Wavebob Ltd. Selects Annapolis for North American Headquarters
ANNAPOLIS (May 21, 2008) Governor Martin OMalley met with representatives from Wavebob Ltd. on Monday and helped announce the opening of their North American headquarters in Annapolis. The Governor met with company executives privately on Tuesday afternoon before hosting a brief press conference to announce the opening.
Wavebob representatives listed Marylands highly skilled workforce and the Governors energy and environmental leadership among their many reasons for locating in Maryland.
Wavebob is a wave power company developing technology to harness the energy of the ocean to produce renewable electricity. By delivering low cost power with minimal environmental impact, company officials say the patented Wavebob energy converter device is helping accelerate commercial-scale adoption of wave power.

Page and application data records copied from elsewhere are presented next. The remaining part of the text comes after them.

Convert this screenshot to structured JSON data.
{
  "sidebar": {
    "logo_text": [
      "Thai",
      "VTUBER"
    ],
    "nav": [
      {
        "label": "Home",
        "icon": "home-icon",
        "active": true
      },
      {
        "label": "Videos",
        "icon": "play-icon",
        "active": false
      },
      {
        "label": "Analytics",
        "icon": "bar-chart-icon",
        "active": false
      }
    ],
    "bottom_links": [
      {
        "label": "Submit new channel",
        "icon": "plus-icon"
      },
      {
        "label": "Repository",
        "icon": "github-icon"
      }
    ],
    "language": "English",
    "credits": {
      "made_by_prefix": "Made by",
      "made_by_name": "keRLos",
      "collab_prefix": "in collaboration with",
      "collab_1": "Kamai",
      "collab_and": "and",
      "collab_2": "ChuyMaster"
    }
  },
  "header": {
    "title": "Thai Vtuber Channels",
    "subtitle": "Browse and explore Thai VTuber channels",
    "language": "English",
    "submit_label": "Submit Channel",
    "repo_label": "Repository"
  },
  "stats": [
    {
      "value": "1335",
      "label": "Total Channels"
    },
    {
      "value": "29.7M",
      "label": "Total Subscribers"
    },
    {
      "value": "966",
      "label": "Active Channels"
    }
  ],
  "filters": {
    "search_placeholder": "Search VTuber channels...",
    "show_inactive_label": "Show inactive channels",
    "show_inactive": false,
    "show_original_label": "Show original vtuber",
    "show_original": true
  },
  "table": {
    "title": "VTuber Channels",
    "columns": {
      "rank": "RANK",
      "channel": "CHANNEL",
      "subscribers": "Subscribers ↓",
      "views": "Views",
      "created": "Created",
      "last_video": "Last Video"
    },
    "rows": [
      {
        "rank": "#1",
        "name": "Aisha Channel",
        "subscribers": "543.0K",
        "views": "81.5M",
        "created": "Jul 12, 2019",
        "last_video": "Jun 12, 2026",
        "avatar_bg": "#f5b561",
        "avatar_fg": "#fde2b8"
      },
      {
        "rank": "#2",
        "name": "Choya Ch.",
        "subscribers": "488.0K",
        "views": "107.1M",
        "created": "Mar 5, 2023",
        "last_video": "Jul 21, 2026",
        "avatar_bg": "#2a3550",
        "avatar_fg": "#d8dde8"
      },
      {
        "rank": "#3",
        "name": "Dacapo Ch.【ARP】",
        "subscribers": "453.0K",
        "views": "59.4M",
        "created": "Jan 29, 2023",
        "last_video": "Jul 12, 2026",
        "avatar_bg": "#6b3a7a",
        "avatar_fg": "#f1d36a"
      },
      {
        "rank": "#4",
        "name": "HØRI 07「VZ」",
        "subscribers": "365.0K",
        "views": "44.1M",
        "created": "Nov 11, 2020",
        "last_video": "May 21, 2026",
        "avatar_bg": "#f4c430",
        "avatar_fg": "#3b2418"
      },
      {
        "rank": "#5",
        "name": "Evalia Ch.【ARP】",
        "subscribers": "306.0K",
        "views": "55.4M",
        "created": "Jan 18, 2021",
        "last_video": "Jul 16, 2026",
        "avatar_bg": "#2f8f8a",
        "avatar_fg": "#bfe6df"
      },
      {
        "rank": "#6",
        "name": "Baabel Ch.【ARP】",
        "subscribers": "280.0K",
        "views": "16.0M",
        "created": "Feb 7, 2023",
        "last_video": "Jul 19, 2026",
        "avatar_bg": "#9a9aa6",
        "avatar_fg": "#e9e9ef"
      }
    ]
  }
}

Wavebob has enjoyed some achievements over the past year leading to strategic relationships with Chevron Technology Ventures in the U.S. and Vattenfall, one of Europes largest utility companies and has recently formed a joint venture company to develop a 250MW commercial wave farm off the west coast of Ireland. Ireland is now receiving international recognition as a leader in the commercialization of ocean energy technology.
Wave power is attracting an increasing amount of attention from both the private and public sector groups looking for lower cost green approaches to energy generation and consumption, said Andrew Parish, CEO of Wavebob. Our operation and development efforts in the U.S. will allow us to bring this innovative Wavebob technology even closer to current and potential customers in the Americas and beyond.
Company officials say Wavebob is implementing a robust commercialization strategy that includes an office in Annapolis, Md. not only to serve market interests, but also to underpin product development. The company believes that Maryland provides a unique opportunity to apply unique skills, research capacity, and funding opportunities to ocean energy problems, an area where the U.S. has not yet been a global leader.
The company hopes to have 15 employees in place by 2011 and plans to invest over $10 million locally.